RECORDS PROVIDED:
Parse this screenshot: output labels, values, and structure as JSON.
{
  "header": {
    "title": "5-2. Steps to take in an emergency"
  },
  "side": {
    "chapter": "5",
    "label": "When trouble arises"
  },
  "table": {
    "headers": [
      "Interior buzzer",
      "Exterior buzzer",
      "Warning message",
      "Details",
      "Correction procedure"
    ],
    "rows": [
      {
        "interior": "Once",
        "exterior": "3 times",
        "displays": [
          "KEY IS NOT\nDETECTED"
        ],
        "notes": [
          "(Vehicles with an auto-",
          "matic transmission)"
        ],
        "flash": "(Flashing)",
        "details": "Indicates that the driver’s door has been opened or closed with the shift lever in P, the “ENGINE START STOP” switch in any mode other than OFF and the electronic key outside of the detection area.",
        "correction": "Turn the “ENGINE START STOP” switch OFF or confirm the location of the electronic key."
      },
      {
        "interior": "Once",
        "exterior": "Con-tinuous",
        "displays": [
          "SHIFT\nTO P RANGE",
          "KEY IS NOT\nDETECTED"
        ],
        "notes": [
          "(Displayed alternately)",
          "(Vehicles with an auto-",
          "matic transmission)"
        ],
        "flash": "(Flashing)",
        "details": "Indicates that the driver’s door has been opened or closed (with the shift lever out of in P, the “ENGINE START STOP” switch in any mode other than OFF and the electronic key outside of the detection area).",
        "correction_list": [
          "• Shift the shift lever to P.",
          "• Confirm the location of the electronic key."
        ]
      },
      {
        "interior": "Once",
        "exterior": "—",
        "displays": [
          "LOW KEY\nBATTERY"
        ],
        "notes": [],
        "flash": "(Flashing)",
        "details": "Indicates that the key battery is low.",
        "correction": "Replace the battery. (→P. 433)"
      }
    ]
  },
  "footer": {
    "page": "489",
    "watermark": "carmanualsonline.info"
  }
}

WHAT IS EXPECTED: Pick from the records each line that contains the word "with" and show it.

WRITTEN REPLY:
          "(Vehicles with an auto-",
        "details": "Indicates that the driver’s door has been opened or closed with the shift lever in P, the “ENGINE START STOP” switch in any mode other than OFF and the electronic key outside of the detection area.",
          "(Vehicles with an auto-",
        "details": "Indicates that the driver’s door has been opened or closed (with the shift lever out of in P, the “ENGINE START STOP” switch in any mode other than OFF and the electronic key outside of the detection area).",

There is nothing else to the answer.